The "rate of return" concept is not necessarily a simple one. Several variables must be taken into consideration when dealing with valuing assets. The use of book value, or equity value, makes sense only for investments with a fixed rate of return. All others are market based. If you are defining return as "profit," then both must be used.
The two simple methods of valuation are book value and market value. The former is the value of the asset upon purchase, minus any depreciation. The latter is the price that asset will fetch on the open market. Often, the two values are markedly different.
Calculating a rate of return means determining, all other variables being equal, how much profit you, the investor, will realize from a certain asset. The asset can be a bond, stock, capital equipment or land. It can even be intangible items, like a new idea or talented management. The problem is that the rate of return is not calculated in the same way for all of these. For bonds, the book value relative to its interest rate and maturity date are the main variables for calculating its return. It is, in other words, fixed. Stock only realizes a return and/or a capital gain given its market value.
Market vs. Book
If you are calculating the return rate on a bond, then life is easy. The book value, or equity value, is all you need, since the interest rate, maturity and face value of the bond are all that matters. Even in variable-rate bonds, if the rate changes with the money market, the face value of the bond itself changes accordingly. In other words, if the rate goes up, the face value of the bond goes down, since the face value of the bond is intrinsically connected to its coupon, or face, interest rate. If you are calculating a share of stock, then the market value is the only thing that matters. Often, stock prices have no relation to the actual value of the firm, its equipment or its product. Stock prices can be inflated through overinvestment, a spike in demand or a fad. While stock prices can be completely "false" in that they do not represent the actual value of the firm at any level --- your stock is overvalued --- at least for the very short term, the stock can be quickly traded at a large profit.

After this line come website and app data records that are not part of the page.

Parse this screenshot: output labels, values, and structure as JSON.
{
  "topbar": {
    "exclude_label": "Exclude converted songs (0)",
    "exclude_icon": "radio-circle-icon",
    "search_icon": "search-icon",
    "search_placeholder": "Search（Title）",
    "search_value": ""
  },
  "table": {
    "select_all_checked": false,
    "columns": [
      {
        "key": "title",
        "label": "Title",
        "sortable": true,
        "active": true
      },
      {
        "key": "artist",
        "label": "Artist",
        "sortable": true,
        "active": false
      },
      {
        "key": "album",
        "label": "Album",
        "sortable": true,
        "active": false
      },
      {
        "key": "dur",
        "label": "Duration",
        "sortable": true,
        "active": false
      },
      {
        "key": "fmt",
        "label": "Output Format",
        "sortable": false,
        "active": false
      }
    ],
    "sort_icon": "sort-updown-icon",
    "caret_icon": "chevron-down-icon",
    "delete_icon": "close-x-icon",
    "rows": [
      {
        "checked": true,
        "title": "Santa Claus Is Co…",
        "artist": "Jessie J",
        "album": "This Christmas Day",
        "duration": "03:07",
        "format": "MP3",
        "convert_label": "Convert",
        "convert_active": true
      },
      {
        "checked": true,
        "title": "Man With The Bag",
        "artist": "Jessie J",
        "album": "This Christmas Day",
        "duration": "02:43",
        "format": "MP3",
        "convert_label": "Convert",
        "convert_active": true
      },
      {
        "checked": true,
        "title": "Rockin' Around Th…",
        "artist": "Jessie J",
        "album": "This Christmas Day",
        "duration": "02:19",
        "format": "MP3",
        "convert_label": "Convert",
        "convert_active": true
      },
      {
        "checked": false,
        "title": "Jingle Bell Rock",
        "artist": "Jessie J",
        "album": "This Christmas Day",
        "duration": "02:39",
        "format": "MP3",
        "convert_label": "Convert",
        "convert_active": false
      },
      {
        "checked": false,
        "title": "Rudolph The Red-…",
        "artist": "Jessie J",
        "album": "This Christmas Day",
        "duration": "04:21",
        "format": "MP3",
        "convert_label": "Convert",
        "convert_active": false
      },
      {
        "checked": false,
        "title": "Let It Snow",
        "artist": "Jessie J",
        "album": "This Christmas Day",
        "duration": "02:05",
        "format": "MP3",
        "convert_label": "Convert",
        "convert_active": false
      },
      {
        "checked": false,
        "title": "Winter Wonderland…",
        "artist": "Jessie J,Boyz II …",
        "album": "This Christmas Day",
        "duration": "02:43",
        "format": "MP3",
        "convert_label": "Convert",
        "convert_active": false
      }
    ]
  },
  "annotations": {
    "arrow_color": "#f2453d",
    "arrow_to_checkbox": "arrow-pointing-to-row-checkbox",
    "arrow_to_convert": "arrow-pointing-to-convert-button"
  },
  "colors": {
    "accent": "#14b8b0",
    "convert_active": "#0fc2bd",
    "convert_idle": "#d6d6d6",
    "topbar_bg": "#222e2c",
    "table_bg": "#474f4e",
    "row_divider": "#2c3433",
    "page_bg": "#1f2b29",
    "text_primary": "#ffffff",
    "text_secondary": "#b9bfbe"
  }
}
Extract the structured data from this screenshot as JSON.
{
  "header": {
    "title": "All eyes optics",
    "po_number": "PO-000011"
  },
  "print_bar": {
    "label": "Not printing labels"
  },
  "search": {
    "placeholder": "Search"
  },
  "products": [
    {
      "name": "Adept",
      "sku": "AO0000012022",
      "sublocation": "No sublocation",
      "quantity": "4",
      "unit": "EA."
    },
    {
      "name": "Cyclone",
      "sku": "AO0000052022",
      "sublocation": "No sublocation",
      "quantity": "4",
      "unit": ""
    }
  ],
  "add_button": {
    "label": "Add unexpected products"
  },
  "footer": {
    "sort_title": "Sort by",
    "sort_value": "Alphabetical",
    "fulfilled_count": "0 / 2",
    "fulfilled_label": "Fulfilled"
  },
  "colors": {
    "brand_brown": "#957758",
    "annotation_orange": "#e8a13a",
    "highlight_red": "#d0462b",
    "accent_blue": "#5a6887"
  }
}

When valuing capital, the two methods can be used depending on who you are valuing for. If you own modern capital stock for a factory and are reporting for the IRS, you use only its equity value. If you are selling the equipment that helps produce a high-demand product, such as oil-refining equipment, the market value will be far higher than its original price and the depreciation factor. If you want to figure out the rate of return on oil-refining equipment, you begin with the book value and depreciation, and then add to the calculation the amount of daily or monthly profit that such equipment produces given the current price of oil and gas. Therefore, the accurate measure of return will make use of both variables, though in different ways.